It’s easy to get overwhelmed with how much we still need to change in today’s society, especially when it comes to attitudes surrounding periods. I see so many clickbait articles about women being shamed for something that’s so natural. Sometimes I feel like there’s still so much period stigma to overcome and I need a reminder of everything good in the world. For every rage-inducing article, there’s a great viral story which features some creative activism of sorts. Whether it’s a stand, an amazing advert, or a new product, it usually restores my faith.
Melbourne water ballet ensemble, The Clams, are just another fantastic example of this. This group of 30 women started off as a feminist book club and is made up of accountants, musicians, business-owners, and even marketing professionals. The one thing they have in common? They’re tired of periods never being seen as fun.
And if you think about it, they’re right. Showing you can still live your life whilst bleeding is definitely a big passion of mine. These inspiring ladies are on a mission to owning the period and showing there is nothing to be embarrassed about. Because guess what? There isn’t. Menstruation is normal, healthy and some people (i.e. me) will embrace it. I love that The Clams want to make periods fun and what a creative way to do so too!
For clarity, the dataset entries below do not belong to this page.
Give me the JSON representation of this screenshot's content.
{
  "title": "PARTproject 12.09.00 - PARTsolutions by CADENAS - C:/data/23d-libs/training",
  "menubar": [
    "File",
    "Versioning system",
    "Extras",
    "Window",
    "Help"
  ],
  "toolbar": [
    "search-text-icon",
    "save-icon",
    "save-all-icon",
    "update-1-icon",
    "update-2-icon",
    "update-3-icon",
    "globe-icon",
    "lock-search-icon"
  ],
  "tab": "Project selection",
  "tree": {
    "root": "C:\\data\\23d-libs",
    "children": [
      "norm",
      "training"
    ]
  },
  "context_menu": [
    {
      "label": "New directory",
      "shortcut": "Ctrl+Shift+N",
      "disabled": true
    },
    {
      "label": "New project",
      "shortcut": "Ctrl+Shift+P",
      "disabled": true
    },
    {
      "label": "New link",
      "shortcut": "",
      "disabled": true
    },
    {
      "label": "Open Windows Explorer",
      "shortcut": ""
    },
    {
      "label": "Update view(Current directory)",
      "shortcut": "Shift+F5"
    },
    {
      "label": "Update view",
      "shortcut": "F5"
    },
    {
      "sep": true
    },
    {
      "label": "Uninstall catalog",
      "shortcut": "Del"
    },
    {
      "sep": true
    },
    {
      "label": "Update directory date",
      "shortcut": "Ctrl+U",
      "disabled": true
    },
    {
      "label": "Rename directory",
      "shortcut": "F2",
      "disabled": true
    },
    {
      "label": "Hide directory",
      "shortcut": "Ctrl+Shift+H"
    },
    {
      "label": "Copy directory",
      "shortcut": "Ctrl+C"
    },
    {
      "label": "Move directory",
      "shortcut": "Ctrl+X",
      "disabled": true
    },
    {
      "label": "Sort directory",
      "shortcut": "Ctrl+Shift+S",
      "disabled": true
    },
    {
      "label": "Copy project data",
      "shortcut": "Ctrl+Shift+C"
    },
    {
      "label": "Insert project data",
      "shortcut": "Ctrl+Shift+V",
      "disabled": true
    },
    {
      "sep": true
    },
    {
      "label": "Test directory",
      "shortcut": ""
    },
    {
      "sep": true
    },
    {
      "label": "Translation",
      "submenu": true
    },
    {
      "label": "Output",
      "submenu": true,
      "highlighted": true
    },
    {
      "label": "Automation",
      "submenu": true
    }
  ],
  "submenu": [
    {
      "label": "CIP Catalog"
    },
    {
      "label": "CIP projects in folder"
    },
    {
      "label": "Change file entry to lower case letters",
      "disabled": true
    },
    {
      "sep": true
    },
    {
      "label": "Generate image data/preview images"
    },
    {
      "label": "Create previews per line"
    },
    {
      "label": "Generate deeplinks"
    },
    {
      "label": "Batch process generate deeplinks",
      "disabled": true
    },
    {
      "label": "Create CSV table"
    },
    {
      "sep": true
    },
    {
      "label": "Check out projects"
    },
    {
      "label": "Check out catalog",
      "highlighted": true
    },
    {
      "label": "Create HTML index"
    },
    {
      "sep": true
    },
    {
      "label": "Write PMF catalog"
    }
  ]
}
Crimson Tide: A Period Piece aims to ‘clam-ourise’ menstruation to raise money for women who can’t afford essential sanitary items. I caught up with founder Francis van Beek to find out more about The Clams, their debut show, period stigma and other things.
How did The Clams come together?
Many of the women in the group originate from a feminist book club that Jo started just over a year ago. We quickly discovered however, that we’re not too great at reading the same book at the same time. It became a bit of a long-standing joke that we turn our energies to water ballet instead (I had participated in a water ballet in Auckland about six years ago). When the topic kept cropping up it became apparent that there was actually a fair amount of genuine enthusiasm and so I decided (with a good dollop of blissful ignorance about the amount of work it’d be) to form a Melbourne team. Considering our origins as a feminist book club it only seemed fitting to do a show about periods. That, and the pun opportunities are fantastic!
What’s it like working with a huge group of women? I imagine it’s so fun
The culture of the team has been humbling. The team is made up of women with such diverse skill sets and everyone has been so willing to lend their expertise. We even have a woman on the team who has recently founded her own bamboo sanitary supply startup called Tsuno. She donates half her profits to women in need, both here in Australia and in Africa. It was Tsuno, that put us in touch with Share the Dignity, the charity our water ballet is supporting.
What can we expect from your debut show? I love the tampon floats!
Thanks, they’re crafted from pool noodles and socks! The show is a light-hearted, creative interpretation of the menstrual cycle performed by 30 rookie water ballerinas. Hardly anyone has a dance background, although there is one water polo player in the mix! And a few BeyDance alumni.
The Clams have been making a huge effort to make this a very female-centric event. We’ll be syncing up to medley of female-centric music (with only one exception, which will make sense on the night) to represent the various stages of the menstrual cycle.
What motivated you to put on this show, or was it just the tampon tax?
I would like to open up conversation and remove some of the stigma that comes with speaking about periods. Let’s do away with secret code names like ‘Aunt Flow’ and ‘that time of the month’. I don’t think men need to be ‘protected’ from hearing about periods and I think it holds women back when they can’t speak frankly about their experiences. It’s puzzling that sanitary supplies are taxed as a luxury good here in Australia. Perhaps if menstruation wasn’t such a secret, our politicians (predominantly male) would cotton on that these are items women have to buy every month. Not a luxury, but a necessity.
What does a really bad period look like for you?
Stomach cramps, mostly!
What is your period product weapon on choice?
Do you think we are making waves with period positivity?
The fact so many other women were enthusiastic about jumping on board with this project makes it pretty clear periods are no longer taboo in our (albeit inner northern Melbourne) circle. What we want to do now though is actually own the period, without even acknowledging there’s anything to be embarrassed about. Because there isn’t.
If you could sum up period positivity in a sentence, what would it be?
Being able to talk about our experiences without that sense of taboo.
I personally cannot wait to see what else The Clams have in store and wish them a bloody good first show!
All profits from Crimson Tide are going to Share the Dignity, which makes sure disadvantaged women around Australia have access to essential sanitary items. The Clams believe Tampons, pads, menstrual cups, and other essentials are a right, not a privilege. Period. Melbourne-based social enterprise Tsuno is supporting the Clams in getting these very much NON-luxury items into other women’s pockets.
Saturday March 18
Northcote Aquatic and Recreation Centre
180 Victoria Rd, Northcote
5pm – 8pm (doors from 4.30)
Bring your bathers – because you better believe you can jump in too. All ages are welcome, although the show will get a little sweary.